JB: What are the two or three most important things that you think America ought to know about the Republican alternative?

Coburn: Absolutely get to choose it. Everybody gets covered. If you choose not to get covered, great, you can still choose not to get covered. You still have freedom. Number four is the states, they can form groups of states or individual states, they can choose and decide how they want to handle this, but we are going to put the money available to individuals, so they can have the freedom to choose and they can have the access. Nobody will lose their home, nobody will file bankruptcy under our bill.  

JB: In terms of this business, what you were just talking about, the cost the quality in terms of the crisis here? I keep hearing a lot of different things about thousands of families going bankrupt every year over healthcare costs, is that true to your knowledge?

Coburn: There are some, and any is too many. Because that means that we haven’t had the market resources out there, with their buying power to allow that to happen.

And we have some pretty stiff things in our bill that say we want a real market in health insurance. We don’t want you to make the most money by only insuring healthy people. We want to incent you to invest in people with chronic disease, so you will come up with innovative ways to incentive them to manage their chronic disease.

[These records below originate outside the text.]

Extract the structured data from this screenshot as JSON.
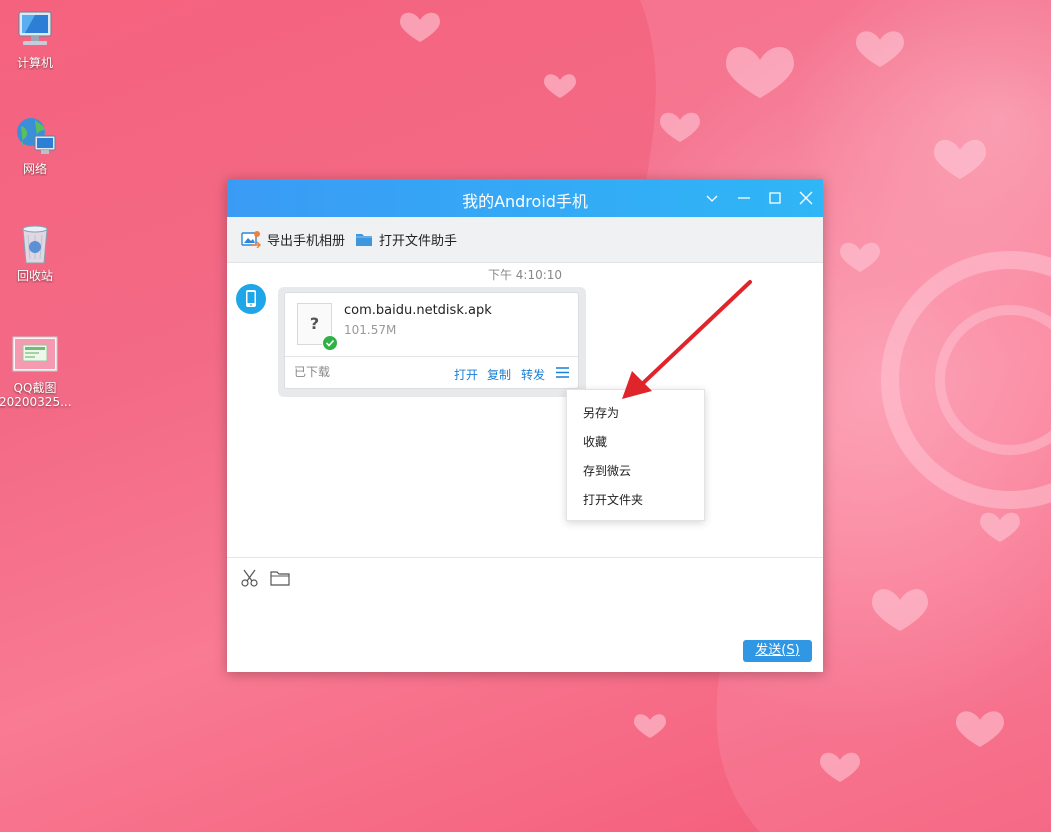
{
  "desktop": {
    "icons": [
      {
        "label": "计算机",
        "icon": "computer-icon"
      },
      {
        "label": "网络",
        "icon": "network-icon"
      },
      {
        "label": "回收站",
        "icon": "recycle-bin-icon"
      },
      {
        "label": "QQ截图 20200325...",
        "icon": "image-file-icon"
      }
    ]
  },
  "window": {
    "title": "我的Android手机",
    "controls": [
      "chevron-down-icon",
      "minimize-icon",
      "maximize-icon",
      "close-icon"
    ],
    "accent": "#2fb6f6"
  },
  "toolbar": {
    "export_album": "导出手机相册",
    "open_file_helper": "打开文件助手"
  },
  "chat": {
    "timestamp": "下午 4:10:10",
    "file": {
      "name": "com.baidu.netdisk.apk",
      "size": "101.57M",
      "icon_glyph": "?",
      "status": "已下载",
      "actions": {
        "open": "打开",
        "copy": "复制",
        "forward": "转发"
      }
    }
  },
  "context_menu": {
    "items": [
      "另存为",
      "收藏",
      "存到微云",
      "打开文件夹"
    ]
  },
  "input": {
    "tools": [
      "scissors-icon",
      "folder-icon"
    ],
    "send_label": "发送(S)"
  }
}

See, that is what we have been missing. People will say we have a market-oriented healthcare industry. We don’t. We have very limited market forces on it. But the most important thing is to allow choice in connecting, so that you make a good economic decision for you. And if we put the safeguards both at the bottom and the top so that nobody is going to lose their home, nobody is going to have to file bankruptcy.  And that even though you didn’t sign up and you are the 25 year old riding a Harley without the helmet and you go to the ER, we give the states the right to buy an umbrella policy on anybody who doesn’t sign up for a high deductible policy so that everybody else doesn’t have to share in the cost of things.

So we end up ultimately covering everybody by default who chooses not to be covered and were just going to take your tax credit, your $5,700 tax credit, and we are going to buy you a high deductible policy. If the states don’t want to do that, they don’t have to, but they would be stupid not to. The other great thing about our bill is Washington doesn’t know best. States really do now more about their constituencies than we do. Let’s use the states to find out the best way to… and what will happen in Oklahoma will copy California or Arizona after a couple of years because they are doing it better, and having it cost less. Rather than us saying here is what you must do.